Immediately after the speech, Kossakovsky says, “people started calling me and asking if I was writing it because what he was saying was what I would tell my crew every day.” British director Lynne Ramsay, who had worked with Phoenix on You Were Never Really Here, helped get her a copy of Gunda.
Phoenix called his director at the time of the credits. “Wow, someone filmed themPhoenix said. ” Not us. Not us killing them. Not at the slaughterhouse. But them. Their personality. I want to be part of it.
The actor came on board as an executive producer and helped spread the word publicly, as well as encouraging friends such as Paul Thomas Anderson, Alfonso Cuarón and Gus van Sant to follow suit. (Kossakovsky was also the first person to reveal both the birth and name of Phoenix’s son, River, last September.)
Phoenix’s involvement was a game-changer, Kossakovsky says today. Although he himself was a relatively important name in the Russian documentary arena, his reach was limited. In Europe, he thinks, “we know how to make films, but we don’t know how to show films. America is the only country that knows how to promote films. “
Presentation is clearly important to Kossakovsky. For our Zoom call in the early afternoon, he’s wearing a black tuxedo jacket and white shirt. Is he going somewhere cool? ” No. I knew I was going to talk to you. So I wore this. It’s just my way of doing things, ”he said gently. Every now and then he lifts a long, clear glass into the frame and takes a sip of black tea.
In fact, he makes a great, gentle singer, he remains gentle throughout our conversation, every word – even if it’s about the hydroeconomics of intensive farming – sounding like a lullaby.
He looks forward to not just preaching to converts, he says. “I don’t make films for myself. I don’t make films for people who believe in nature, or just vegetarians. I make films for everyone, even for those who don’t share my opinions.
Yet he loves the letters testifying to Gunda’s power to make people give up eating animals forever (his own children, he proudly says, have never tasted meat).
Today he lives in Berlin, which is a great place for vegan food. When he came to the UK to film the non-pig parts of Gunda, he was applauded by the number of animal sanctuaries. You can see how such institutions would impress a man for whom direct action is not something to shy away from. When we speak, he is still recovering from a six-day hunger strike to support Russian opposition activist Alexei Navalny. “It was not a political act,” he says. “It was an act of empathy for her mother, who to me was Gunda. Her child was taken from her. We stopped because our request was that he receive a visit from a doctor. I was so happy because at least her mother could breathe a sigh of relief. I don’t consider myself a hero.
What about Gunda herself? She too is now safe: the farmer who raised her felt unable to slaughter the sow after watching the film.

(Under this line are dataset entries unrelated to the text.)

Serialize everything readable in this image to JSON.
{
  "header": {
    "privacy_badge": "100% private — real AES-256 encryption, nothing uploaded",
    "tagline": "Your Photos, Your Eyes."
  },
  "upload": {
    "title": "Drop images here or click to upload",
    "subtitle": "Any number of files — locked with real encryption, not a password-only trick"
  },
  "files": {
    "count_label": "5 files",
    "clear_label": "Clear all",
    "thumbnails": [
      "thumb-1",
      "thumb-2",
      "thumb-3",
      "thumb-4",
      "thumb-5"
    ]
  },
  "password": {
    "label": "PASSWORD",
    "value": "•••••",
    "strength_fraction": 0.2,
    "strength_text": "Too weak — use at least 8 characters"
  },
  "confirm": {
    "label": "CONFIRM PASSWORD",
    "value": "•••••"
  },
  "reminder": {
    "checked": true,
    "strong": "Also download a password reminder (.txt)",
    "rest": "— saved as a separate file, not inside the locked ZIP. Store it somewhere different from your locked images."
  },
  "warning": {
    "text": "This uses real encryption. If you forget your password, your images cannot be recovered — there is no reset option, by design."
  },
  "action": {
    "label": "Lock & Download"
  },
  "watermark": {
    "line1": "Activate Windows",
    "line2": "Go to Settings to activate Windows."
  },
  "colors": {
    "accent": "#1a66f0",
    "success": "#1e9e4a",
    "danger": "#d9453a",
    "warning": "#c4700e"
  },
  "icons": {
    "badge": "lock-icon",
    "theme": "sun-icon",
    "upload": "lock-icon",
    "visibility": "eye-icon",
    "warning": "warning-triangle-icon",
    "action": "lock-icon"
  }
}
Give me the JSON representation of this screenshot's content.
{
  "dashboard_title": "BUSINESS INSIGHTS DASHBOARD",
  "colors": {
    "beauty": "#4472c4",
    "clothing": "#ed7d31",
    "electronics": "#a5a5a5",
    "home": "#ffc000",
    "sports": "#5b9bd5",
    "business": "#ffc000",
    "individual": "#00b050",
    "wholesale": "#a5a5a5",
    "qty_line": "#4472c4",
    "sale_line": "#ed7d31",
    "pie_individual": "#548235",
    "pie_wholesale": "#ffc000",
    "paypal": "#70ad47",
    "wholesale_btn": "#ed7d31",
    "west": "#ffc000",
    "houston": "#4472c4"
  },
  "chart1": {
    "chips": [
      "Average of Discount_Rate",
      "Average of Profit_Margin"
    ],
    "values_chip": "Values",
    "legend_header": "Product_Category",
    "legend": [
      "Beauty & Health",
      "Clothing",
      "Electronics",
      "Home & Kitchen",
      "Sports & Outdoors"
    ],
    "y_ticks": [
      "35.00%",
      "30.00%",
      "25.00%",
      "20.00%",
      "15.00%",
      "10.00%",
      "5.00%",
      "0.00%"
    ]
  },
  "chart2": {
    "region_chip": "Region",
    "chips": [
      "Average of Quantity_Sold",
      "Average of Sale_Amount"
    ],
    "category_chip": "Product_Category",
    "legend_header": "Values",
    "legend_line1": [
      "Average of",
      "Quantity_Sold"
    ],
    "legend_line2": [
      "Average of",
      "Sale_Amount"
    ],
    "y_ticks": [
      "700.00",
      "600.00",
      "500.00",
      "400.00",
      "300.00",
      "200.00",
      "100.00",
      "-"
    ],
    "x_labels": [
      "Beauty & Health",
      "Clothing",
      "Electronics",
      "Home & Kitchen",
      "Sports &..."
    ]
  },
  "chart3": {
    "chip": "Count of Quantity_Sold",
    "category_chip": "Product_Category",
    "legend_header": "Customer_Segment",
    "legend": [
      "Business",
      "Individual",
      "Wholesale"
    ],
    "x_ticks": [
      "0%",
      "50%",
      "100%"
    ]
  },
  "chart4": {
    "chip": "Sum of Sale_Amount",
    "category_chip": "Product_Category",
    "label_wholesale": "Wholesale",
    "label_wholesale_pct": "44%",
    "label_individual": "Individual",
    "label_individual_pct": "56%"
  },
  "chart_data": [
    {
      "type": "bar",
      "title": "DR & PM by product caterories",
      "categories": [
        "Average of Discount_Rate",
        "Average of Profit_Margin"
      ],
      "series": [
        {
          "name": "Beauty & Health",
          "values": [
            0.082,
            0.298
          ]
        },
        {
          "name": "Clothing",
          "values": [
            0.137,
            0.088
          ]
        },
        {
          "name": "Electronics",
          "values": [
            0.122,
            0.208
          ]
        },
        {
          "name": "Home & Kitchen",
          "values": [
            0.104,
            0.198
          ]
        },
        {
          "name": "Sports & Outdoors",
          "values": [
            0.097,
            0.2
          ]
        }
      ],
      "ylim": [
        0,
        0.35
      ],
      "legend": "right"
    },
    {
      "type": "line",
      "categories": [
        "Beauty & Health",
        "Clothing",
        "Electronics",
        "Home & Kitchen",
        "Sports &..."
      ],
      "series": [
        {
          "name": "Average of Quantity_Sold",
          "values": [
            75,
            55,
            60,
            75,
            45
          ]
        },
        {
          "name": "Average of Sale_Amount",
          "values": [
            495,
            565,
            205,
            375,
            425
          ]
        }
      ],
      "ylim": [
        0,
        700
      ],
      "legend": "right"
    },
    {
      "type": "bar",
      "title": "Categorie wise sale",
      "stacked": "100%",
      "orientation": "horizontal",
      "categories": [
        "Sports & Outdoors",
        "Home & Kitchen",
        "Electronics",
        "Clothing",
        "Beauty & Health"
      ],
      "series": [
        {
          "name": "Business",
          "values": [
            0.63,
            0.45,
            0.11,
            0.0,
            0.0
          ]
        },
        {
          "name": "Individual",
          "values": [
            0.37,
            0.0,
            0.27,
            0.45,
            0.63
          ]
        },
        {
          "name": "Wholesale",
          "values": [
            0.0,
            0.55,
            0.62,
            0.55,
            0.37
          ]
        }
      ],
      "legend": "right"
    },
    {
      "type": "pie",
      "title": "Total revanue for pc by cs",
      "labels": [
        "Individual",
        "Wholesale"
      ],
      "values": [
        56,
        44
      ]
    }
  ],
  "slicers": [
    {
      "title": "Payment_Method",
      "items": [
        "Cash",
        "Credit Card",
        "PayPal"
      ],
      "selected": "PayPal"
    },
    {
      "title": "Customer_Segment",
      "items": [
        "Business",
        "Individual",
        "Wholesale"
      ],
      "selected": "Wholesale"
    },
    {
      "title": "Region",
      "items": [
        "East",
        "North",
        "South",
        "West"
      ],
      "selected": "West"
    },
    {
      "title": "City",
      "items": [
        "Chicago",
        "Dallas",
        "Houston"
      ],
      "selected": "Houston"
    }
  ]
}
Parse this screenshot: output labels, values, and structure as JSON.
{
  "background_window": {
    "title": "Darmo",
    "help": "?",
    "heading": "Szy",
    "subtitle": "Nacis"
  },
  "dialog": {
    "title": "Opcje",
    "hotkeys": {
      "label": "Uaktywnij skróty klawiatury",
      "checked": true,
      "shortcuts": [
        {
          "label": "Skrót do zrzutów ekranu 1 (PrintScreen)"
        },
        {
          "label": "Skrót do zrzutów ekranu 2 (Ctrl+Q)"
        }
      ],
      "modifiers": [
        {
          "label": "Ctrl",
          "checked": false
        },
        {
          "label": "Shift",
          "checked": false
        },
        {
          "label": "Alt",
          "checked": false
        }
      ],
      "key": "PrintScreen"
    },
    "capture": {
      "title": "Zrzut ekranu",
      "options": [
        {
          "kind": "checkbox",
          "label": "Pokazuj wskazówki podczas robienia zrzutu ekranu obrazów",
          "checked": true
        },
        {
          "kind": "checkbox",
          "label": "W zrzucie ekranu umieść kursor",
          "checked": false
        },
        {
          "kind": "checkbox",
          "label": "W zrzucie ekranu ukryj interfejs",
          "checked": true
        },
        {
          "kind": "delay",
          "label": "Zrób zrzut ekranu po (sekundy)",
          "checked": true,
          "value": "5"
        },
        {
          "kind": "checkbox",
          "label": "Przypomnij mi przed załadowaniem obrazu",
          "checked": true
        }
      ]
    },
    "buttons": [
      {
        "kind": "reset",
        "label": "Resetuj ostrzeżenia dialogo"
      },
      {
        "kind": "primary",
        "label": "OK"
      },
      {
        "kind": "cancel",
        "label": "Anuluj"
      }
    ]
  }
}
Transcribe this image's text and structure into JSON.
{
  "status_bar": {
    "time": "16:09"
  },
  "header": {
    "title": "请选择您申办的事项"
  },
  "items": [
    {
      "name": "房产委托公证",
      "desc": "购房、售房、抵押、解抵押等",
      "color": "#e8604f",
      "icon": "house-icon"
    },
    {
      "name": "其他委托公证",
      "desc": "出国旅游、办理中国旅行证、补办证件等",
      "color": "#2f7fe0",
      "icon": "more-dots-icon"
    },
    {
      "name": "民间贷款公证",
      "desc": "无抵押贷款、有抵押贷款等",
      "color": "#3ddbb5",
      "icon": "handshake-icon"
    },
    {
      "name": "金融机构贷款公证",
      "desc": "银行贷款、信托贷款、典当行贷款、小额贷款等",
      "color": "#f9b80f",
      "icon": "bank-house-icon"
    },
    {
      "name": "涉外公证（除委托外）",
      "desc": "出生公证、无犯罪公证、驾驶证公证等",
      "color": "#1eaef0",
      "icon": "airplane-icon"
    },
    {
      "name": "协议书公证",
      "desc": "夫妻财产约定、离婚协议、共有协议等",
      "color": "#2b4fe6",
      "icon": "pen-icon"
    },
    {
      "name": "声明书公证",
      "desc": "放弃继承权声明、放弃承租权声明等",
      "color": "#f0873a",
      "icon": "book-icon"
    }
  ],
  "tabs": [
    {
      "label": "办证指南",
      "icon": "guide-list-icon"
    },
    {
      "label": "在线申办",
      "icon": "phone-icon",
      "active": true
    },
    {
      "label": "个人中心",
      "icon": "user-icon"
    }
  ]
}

The piglets, however, were taken from him during the filming, and the contemplation of their fate still causes pain in Kossakovsky.
The ability of cinema to win hearts and minds cannot be underestimated, he says. “We have had the Industrial Revolution, the Digital Revolution, the Sexual Revolution, the Social Revolution and the time has come for the Empathy Revolution.”